The Dibamba River is in the Littoral Region of southern Cameroon, emptying into the Cameroon estuary near the city of Doula.

Location[edit]

The Dibamba river has a length of 150 kilometres (93 mi) and a catchment area of 2,400 square kilometres (930 sq mi). Average discharge at the river mouth is 480 cubic meters per second.[1] At its mouth, the river is tidal, and flows into the estuary through mangrove forests that extend south from Doualla to Point Souelaba.[2] Near Douala, the river is crossed by a 370 metres (1,210 ft) T-section girder road bridge built of precast, prestressed concrete in 1983 - 1984.[3]

History[edit]

The Duala people, who today inhabit the region in and around the city of Douala, moved to their present-day location from Piti on the Dibamba river, displacing Bassa-Bakoko cultivators. Duala traditions say they are descendants of Mbedi, son of Mbongo, who lived in Piti.[4] Monneba was a Duala leader on the Cameroon coast in the 1630s, engaged in trading in ivory and slaves with the Europeans. Dutch maps from the 1650s place Monneba's name on the Dibamba River, which is called Monneba's Creek or Channel (Monnebasa Gat).[5]

The Dibamba was the scene of naval hostilities during World War I, when Commander Ralph Stuart Sneyd engaged and sank a large German launch on 10 September 1914, and drove the enemy out of their post at Piti.[6]

Environmental issues[edit]

Douala's Bassa industrial zone ends in the estuarine creek formation of the Dibamba River, discharging pollutants. The wetlands are quickly being colonized by invasive species, and a great number of phytoplankton have been identified, some of which are caused by the pollution.[citation needed] Further inland, there are still some patches of permanent swamp forest on the river, but many others have been cleared and drained for oil palm plantation. The fauna of river are not well protected. The African Manatee (Trichechus senegalensis) is endangered.[7]

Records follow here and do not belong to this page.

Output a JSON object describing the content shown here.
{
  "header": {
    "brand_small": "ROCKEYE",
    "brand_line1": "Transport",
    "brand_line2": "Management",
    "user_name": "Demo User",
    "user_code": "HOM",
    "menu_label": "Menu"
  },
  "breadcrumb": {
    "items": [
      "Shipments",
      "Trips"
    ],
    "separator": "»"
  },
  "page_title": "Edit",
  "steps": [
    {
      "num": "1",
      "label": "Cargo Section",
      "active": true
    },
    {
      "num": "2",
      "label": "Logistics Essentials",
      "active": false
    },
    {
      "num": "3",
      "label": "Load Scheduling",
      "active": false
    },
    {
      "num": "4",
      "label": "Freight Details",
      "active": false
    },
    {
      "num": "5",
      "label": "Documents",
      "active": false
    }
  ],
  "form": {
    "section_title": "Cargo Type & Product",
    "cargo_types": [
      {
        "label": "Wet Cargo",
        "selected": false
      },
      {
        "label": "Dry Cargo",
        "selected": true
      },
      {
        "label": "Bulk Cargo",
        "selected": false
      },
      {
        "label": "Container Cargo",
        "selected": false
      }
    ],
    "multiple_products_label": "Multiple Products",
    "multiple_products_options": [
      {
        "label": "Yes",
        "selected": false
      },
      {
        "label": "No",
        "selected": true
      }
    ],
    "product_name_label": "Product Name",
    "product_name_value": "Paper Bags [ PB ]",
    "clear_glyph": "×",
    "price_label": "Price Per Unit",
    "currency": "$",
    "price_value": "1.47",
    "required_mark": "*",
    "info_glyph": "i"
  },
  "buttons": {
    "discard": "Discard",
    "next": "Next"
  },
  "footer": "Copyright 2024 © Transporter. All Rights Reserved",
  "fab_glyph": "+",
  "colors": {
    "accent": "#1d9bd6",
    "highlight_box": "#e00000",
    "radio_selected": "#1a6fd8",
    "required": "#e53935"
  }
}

References[edit]

  1. ^ Jean Folack; Charles Emene Gabche. "NATURAL AND ANTHROPOGENIC CHARACTERISTICS OF THE CAMEROON COASTAL ZONE" (PDF). Institute of Agricultural Research for Development (IRAD), Cameroon. Retrieved 2011-02-24. 
  2. ^ R. H. Hughes; J. S. Hughes (1992). A directory of African wetlands. IUCN. p. 466. ISBN 2-88032-949-3. 
  3. ^ "Pont de Douala sur la Dibamba". Structurae. Retrieved 2011-02-24. 
  4. ^ Dibussi Tande. "Unraveling Conflicting Narratives about the Origins of the Isubu of Bimbia" (PDF). Peuplesawa. Retrieved 2011-02-24. 
  5. ^ Austen, Ralph A.; Derrick, Jonathan (1999). Middlemen of the Cameroons Rivers: The Duala and their Hinterland, c. 1600–c.1960. Cambridge University Press. 
  6. ^ Gordon Smith (ed.). "CAMEROONS CAMPAIGN - 1914". Naval-History.Net. Retrieved 2011-02-24. 
  7. ^ "Cameroon" (PDF). Ramsar Wetlands. Retrieved 2011-02-24. 

Coordinates: 3°56′56″N 9°45′46″E / 3.948858°N 9.762726°E / 3.948858; 9.762726